The Internal Revenue Service (“IRS”) has determined that the trust fund recovery penalty (“TFRP”) that is imposed for failure to remit payroll taxes to the IRS may be imposed against third party payroll providers in some circumstances.
On July 1, 2011, the IRS’ Small Business/Self-Employed Division issued an internal memorandum in which it concluded that expansion of the scope of responsible parties to include third-party payroll service providers and professional employer organizations was justified under existing law.
Employers are required to withhold income and Federal Insurance Contributions Act (“FICA”) taxes from their employees’ wages and must pay the employer’s share of FICA taxes and Federal Unemployment Tax Act (“FUTA”) taxes. Failure to remit these employment taxes subjects the employer to substantial civil penalties and possible criminal sanctions. In addition, officers, directors and employees of the employer may be jointly and severally liable for the TFRP, which generally equals 100% of the unpaid tax, if the officer, director or employee has a duty to ensure that those taxes are paid.

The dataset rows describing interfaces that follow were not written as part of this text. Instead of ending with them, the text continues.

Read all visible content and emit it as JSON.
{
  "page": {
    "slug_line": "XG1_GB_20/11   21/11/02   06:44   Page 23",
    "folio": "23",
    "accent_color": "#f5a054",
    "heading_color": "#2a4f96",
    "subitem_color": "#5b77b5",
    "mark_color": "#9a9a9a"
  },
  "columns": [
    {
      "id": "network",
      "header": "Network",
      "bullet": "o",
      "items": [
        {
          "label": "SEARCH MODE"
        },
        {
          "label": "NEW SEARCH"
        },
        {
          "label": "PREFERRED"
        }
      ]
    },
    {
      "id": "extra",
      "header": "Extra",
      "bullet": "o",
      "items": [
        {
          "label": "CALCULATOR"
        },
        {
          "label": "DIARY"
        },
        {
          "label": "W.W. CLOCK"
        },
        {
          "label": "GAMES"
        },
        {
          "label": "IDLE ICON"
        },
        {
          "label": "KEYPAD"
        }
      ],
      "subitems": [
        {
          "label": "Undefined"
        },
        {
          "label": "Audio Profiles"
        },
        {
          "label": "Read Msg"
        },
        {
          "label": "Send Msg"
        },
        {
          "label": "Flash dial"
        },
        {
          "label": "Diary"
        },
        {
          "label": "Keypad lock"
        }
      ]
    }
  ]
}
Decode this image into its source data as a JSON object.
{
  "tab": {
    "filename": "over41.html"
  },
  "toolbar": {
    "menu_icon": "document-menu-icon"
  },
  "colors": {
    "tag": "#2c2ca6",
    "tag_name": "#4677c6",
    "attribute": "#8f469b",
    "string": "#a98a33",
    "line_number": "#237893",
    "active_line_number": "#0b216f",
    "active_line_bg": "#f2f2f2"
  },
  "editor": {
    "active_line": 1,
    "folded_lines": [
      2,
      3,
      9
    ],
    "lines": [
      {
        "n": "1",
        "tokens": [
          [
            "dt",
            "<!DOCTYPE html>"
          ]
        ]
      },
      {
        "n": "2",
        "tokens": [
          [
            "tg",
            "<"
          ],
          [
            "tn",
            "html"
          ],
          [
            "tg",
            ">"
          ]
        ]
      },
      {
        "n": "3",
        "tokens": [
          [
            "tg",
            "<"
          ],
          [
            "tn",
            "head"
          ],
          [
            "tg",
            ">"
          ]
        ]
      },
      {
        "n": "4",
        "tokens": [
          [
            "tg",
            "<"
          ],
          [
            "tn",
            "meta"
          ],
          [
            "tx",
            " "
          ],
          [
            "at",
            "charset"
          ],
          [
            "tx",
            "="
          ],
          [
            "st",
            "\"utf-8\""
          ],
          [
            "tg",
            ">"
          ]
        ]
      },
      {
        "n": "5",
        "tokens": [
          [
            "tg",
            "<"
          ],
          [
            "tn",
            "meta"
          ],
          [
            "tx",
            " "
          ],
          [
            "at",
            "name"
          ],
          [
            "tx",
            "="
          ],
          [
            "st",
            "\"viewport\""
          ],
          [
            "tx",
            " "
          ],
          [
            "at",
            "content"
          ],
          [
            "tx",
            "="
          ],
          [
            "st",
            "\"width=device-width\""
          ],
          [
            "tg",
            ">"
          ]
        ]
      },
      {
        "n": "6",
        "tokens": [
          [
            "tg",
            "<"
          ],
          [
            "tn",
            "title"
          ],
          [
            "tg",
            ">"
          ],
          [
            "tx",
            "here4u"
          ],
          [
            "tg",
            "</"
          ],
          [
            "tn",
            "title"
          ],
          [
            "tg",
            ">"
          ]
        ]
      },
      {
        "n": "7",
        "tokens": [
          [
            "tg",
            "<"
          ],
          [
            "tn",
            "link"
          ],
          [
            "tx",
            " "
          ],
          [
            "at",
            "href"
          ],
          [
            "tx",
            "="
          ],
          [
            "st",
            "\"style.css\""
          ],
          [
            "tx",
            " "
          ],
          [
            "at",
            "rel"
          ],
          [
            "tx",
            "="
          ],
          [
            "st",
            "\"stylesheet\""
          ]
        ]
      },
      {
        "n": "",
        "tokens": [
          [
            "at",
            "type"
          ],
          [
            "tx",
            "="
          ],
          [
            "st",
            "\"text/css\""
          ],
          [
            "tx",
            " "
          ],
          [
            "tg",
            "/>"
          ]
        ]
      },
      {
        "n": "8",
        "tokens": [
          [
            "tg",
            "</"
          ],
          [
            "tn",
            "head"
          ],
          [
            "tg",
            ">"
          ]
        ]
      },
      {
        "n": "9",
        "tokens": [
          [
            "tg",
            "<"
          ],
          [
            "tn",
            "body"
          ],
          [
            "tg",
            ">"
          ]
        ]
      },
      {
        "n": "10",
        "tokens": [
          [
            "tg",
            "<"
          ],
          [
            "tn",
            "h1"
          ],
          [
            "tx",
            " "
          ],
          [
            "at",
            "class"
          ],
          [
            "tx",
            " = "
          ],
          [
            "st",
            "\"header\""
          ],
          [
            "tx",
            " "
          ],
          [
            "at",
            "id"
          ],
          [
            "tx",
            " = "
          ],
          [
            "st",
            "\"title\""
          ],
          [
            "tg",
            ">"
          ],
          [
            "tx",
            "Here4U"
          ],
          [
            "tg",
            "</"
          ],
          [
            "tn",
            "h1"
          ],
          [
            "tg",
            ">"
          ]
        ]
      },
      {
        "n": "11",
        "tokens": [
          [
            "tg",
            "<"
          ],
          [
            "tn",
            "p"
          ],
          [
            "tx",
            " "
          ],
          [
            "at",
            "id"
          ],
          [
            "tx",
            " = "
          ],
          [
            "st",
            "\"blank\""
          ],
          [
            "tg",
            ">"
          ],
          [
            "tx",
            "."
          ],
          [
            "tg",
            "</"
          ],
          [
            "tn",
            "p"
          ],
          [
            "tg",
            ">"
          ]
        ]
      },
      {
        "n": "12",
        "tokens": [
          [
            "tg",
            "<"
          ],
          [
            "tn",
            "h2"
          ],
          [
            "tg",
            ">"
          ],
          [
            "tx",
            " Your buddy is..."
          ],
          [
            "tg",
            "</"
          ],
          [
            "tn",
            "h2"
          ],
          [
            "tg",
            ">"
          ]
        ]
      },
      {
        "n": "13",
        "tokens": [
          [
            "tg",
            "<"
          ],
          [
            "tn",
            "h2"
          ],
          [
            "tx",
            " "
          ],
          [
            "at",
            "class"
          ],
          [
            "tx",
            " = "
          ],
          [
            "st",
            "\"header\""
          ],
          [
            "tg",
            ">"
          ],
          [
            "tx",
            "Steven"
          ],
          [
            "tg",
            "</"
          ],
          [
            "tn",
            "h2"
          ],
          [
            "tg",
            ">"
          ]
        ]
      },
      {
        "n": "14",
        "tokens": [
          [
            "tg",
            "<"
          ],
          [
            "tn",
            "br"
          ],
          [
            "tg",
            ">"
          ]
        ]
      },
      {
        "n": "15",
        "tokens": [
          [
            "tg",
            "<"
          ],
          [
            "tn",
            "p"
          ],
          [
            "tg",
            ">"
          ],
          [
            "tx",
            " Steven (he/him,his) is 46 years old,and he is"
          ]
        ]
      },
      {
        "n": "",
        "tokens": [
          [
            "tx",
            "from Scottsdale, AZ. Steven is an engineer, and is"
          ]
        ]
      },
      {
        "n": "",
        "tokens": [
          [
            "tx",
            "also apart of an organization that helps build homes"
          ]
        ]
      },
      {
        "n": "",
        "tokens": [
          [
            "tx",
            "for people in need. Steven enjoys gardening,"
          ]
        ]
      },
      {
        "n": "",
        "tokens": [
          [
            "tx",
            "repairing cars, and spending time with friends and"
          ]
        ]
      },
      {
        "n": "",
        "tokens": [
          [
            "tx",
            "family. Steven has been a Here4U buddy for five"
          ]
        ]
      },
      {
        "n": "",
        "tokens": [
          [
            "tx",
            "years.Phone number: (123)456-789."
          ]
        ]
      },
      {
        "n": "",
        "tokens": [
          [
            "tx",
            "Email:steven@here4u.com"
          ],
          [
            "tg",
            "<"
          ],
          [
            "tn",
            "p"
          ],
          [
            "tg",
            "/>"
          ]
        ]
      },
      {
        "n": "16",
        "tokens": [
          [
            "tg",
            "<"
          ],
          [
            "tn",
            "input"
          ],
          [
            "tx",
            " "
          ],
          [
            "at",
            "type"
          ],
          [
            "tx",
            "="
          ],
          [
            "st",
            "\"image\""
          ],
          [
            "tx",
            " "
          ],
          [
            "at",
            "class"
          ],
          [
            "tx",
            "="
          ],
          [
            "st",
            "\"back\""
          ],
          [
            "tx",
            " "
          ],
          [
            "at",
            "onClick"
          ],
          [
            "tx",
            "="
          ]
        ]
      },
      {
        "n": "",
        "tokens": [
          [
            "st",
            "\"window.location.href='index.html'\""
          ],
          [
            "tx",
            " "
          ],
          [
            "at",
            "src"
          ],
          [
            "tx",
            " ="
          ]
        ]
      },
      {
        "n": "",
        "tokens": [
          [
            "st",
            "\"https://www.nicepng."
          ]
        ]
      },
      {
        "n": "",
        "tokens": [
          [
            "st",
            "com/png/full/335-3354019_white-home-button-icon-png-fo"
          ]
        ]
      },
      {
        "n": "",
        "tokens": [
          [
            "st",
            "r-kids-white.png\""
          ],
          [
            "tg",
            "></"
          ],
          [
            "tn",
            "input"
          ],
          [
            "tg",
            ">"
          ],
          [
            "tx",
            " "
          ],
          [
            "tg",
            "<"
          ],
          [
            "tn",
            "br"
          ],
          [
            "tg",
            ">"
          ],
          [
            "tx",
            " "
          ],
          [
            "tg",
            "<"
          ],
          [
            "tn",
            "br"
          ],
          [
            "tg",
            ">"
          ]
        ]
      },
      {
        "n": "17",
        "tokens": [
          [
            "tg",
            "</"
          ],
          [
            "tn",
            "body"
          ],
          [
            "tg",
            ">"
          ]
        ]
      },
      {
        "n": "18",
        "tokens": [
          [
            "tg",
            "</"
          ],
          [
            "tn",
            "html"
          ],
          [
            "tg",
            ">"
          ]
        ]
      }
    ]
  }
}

In many cases, employers contract with payroll firms to provide some or all of the employer’s employment tax withholding, reporting and payment responsibilities. However, if a payroll firm fails to pay appropriate employment taxes, the employer, including any responsible parties in the organization, remain liable for the unpaid taxes.
In 2004, the National Taxpayer Advocate (“NTA”) urged Congress to hold payroll firms responsible for their willful failures to pay employment taxes. The NTA cited several highly publicized cases in which employers had paid employment taxes to payroll firms, but the firms never remitted the funds to the IRS. As the employers remained liable to the IRS, the employers were left to pay double their employment taxes – once to the payroll firm and once to the IRS.
The IRS memorandum follows the recommendation of the NTA and instructs revenue officers to impose the TFRP on payroll firms, including officers, directors, and employees of payroll firms, if the firms have control over the payment of the employment taxes and the failure to pay the taxes was “willful.” The memorandum also makes clear that the new liability for payroll firms does not relieve the employer’s joint and several liability for the TFRP.
The shift to liability for payroll firms adds a new component to employment tax disputes. On the one hand, the payroll firms’ liability for the TFRP increases the number of persons and assets available to pay the taxes, which reduces the likelihood that the employer’s assets will be used. On the other hand, payroll firms must institute appropriate safeguards to adjust to this new source of potential liability not only for the firm, but also for its owners, officers and directors.